---------- SOURCE RECORDS ----------

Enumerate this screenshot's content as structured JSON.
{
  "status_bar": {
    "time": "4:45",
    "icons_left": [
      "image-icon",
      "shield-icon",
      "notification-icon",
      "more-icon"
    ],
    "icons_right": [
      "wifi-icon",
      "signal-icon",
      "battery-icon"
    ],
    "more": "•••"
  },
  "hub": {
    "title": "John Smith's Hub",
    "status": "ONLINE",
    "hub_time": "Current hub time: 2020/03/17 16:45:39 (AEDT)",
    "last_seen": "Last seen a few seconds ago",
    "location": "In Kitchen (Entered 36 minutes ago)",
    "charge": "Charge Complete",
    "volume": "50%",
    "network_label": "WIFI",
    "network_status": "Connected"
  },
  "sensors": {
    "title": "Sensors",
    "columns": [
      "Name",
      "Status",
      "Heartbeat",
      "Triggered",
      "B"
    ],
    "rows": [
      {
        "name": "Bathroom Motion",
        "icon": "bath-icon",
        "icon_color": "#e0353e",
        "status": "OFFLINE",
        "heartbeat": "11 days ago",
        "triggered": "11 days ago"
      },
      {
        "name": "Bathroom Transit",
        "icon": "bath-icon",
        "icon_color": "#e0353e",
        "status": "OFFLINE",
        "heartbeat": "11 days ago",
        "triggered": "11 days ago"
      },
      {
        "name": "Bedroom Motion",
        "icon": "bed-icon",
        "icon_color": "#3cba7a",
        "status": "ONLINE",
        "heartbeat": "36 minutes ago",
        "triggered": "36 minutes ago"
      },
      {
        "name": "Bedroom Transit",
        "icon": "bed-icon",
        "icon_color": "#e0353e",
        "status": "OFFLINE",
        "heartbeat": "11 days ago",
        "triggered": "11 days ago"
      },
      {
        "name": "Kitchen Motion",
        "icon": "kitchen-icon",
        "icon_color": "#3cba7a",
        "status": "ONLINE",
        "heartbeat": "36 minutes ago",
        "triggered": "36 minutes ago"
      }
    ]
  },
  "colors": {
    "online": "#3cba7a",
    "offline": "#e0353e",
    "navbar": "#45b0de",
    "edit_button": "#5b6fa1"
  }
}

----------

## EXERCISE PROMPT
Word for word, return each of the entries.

## WORKED SOLUTION
Enumerate this screenshot's content as structured JSON.
{
  "status_bar": {
    "time": "4:45",
    "icons_left": [
      "image-icon",
      "shield-icon",
      "notification-icon",
      "more-icon"
    ],
    "icons_right": [
      "wifi-icon",
      "signal-icon",
      "battery-icon"
    ],
    "more": "•••"
  },
  "hub": {
    "title": "John Smith's Hub",
    "status": "ONLINE",
    "hub_time": "Current hub time: 2020/03/17 16:45:39 (AEDT)",
    "last_seen": "Last seen a few seconds ago",
    "location": "In Kitchen (Entered 36 minutes ago)",
    "charge": "Charge Complete",
    "volume": "50%",
    "network_label": "WIFI",
    "network_status": "Connected"
  },
  "sensors": {
    "title": "Sensors",
    "columns": [
      "Name",
      "Status",
      "Heartbeat",
      "Triggered",
      "B"
    ],
    "rows": [
      {
        "name": "Bathroom Motion",
        "icon": "bath-icon",
        "icon_color": "#e0353e",
        "status": "OFFLINE",
        "heartbeat": "11 days ago",
        "triggered": "11 days ago"
      },
      {
        "name": "Bathroom Transit",
        "icon": "bath-icon",
        "icon_color": "#e0353e",
        "status": "OFFLINE",
        "heartbeat": "11 days ago",
        "triggered": "11 days ago"
      },
      {
        "name": "Bedroom Motion",
        "icon": "bed-icon",
        "icon_color": "#3cba7a",
        "status": "ONLINE",
        "heartbeat": "36 minutes ago",
        "triggered": "36 minutes ago"
      },
      {
        "name": "Bedroom Transit",
        "icon": "bed-icon",
        "icon_color": "#e0353e",
        "status": "OFFLINE",
        "heartbeat": "11 days ago",
        "triggered": "11 days ago"
      },
      {
        "name": "Kitchen Motion",
        "icon": "kitchen-icon",
        "icon_color": "#3cba7a",
        "status": "ONLINE",
        "heartbeat": "36 minutes ago",
        "triggered": "36 minutes ago"
      }
    ]
  },
  "colors": {
    "online": "#3cba7a",
    "offline": "#e0353e",
    "navbar": "#45b0de",
    "edit_button": "#5b6fa1"
  }
}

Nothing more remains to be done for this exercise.